_Work instruction_. Below are records; count the lines that hold the string "Layer" and give only the count.

Start of Records

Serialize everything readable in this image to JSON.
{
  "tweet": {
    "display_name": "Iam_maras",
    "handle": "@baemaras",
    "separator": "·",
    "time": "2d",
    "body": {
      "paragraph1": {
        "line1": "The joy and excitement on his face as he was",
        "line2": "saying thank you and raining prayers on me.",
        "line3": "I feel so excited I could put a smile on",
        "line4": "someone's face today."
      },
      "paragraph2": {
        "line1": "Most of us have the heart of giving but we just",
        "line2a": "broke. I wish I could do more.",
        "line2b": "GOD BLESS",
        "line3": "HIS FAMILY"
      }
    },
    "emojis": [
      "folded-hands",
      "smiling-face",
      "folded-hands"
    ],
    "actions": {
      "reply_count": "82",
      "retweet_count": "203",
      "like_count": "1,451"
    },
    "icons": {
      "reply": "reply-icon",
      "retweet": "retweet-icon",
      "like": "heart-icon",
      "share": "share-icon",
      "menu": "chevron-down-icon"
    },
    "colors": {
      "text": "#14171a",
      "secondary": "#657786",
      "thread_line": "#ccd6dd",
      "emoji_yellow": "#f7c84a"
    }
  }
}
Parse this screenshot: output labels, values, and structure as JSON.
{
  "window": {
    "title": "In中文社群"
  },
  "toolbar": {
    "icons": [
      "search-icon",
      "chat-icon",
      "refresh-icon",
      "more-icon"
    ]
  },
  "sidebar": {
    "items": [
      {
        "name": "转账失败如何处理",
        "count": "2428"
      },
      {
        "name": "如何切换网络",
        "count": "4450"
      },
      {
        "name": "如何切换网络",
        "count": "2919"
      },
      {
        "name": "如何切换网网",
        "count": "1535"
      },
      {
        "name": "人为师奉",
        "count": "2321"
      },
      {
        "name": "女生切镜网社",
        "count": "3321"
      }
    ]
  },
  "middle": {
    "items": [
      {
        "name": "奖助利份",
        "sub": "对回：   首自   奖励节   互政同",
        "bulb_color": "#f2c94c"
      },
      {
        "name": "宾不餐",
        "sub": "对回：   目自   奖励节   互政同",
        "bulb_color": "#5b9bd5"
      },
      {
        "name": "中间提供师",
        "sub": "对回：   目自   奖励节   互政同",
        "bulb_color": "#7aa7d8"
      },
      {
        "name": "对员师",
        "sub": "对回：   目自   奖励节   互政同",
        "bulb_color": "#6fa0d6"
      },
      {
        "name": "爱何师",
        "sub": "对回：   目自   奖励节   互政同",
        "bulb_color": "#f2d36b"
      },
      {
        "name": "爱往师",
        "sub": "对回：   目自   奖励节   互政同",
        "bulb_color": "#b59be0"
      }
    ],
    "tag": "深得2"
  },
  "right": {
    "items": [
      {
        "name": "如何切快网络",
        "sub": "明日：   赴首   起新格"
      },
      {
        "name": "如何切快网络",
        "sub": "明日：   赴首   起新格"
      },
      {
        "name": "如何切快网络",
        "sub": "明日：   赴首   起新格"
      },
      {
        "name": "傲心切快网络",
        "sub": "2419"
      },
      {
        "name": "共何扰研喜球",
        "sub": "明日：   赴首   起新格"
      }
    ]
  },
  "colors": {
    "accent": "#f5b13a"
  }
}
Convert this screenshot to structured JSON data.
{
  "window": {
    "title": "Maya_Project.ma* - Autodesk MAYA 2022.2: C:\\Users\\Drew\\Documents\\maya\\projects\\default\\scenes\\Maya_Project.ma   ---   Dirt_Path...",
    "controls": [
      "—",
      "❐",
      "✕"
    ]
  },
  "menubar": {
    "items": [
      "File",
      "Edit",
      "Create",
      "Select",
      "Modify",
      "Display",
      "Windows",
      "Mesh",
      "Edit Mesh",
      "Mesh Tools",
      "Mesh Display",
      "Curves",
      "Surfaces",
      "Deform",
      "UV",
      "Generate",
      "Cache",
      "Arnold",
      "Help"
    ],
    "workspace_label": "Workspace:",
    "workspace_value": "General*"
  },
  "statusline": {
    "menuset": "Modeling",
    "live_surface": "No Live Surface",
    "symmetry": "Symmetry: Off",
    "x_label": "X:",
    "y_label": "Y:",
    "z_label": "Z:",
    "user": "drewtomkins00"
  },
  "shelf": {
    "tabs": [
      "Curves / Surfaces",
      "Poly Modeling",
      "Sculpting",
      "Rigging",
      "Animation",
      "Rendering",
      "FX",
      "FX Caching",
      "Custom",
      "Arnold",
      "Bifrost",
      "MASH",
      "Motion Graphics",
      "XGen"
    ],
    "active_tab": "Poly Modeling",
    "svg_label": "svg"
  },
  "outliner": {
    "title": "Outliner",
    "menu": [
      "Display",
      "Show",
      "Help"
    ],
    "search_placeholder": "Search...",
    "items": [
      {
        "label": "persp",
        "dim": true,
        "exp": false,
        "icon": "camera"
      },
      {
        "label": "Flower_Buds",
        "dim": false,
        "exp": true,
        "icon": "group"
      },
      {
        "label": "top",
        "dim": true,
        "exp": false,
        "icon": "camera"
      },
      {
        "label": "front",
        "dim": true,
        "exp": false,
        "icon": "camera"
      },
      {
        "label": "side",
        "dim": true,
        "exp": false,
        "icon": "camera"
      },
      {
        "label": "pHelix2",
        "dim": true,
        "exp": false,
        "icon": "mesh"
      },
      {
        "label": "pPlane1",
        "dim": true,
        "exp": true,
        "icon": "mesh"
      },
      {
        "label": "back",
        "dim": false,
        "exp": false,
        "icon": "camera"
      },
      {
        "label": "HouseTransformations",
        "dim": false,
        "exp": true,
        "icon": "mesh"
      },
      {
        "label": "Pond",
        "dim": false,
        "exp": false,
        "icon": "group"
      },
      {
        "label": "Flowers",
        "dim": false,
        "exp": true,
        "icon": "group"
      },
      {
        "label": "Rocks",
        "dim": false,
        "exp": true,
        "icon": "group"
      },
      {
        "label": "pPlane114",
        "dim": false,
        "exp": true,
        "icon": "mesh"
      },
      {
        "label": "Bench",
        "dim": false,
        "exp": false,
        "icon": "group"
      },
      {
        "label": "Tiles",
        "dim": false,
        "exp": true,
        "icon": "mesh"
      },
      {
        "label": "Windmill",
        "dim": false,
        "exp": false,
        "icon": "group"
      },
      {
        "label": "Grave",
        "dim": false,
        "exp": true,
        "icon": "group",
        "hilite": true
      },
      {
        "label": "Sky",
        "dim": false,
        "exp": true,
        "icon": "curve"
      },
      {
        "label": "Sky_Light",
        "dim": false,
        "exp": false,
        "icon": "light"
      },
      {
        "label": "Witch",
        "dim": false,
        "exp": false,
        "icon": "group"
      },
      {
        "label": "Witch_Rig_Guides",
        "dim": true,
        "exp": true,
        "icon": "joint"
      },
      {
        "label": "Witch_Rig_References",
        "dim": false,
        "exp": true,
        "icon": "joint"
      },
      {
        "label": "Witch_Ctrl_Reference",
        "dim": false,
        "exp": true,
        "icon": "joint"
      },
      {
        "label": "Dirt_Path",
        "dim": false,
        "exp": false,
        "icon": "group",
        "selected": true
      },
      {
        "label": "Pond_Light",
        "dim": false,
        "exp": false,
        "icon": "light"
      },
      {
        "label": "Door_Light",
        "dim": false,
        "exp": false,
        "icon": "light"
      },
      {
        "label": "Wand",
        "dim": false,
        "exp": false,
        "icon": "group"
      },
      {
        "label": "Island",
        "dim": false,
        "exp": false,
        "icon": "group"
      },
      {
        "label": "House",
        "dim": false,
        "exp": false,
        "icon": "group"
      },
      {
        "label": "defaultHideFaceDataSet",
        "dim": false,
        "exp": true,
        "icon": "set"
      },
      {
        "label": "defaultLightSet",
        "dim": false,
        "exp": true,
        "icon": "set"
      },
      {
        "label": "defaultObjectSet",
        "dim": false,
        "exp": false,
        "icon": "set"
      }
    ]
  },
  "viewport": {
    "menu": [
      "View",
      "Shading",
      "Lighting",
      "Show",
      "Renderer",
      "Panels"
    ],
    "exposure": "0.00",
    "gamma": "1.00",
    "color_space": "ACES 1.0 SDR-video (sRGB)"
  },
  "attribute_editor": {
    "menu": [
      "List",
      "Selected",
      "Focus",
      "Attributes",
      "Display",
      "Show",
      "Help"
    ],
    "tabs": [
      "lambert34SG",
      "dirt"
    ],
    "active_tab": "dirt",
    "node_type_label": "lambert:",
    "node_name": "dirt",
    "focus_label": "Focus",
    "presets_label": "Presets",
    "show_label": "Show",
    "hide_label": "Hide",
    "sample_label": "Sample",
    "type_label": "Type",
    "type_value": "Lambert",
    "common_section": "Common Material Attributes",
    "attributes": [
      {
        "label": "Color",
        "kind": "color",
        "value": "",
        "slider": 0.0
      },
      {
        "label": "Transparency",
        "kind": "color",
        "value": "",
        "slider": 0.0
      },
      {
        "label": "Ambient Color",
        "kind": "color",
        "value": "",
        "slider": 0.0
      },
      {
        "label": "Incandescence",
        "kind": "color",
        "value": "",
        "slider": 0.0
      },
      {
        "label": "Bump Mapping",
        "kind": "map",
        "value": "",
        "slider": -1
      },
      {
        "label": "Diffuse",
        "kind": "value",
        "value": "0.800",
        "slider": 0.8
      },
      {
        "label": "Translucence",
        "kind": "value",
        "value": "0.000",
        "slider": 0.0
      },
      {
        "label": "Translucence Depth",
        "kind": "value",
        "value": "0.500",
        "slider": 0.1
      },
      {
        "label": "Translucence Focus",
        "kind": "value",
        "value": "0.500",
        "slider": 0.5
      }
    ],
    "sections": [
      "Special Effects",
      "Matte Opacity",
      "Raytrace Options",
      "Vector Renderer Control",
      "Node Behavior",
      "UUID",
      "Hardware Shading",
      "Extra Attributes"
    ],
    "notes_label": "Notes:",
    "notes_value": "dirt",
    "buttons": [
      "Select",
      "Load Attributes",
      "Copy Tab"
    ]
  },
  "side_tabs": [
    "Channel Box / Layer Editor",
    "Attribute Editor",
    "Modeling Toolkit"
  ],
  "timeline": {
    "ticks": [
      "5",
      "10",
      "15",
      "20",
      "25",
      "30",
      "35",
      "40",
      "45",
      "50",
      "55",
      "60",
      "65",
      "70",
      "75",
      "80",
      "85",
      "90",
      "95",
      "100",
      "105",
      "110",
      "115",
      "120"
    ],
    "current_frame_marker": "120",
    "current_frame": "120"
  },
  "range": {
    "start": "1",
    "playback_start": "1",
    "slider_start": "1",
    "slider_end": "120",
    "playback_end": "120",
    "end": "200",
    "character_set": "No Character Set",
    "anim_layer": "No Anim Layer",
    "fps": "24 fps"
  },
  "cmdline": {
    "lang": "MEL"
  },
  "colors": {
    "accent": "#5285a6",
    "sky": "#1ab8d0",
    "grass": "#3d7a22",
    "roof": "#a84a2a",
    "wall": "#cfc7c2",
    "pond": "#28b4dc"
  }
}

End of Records

_Solved problem_. 2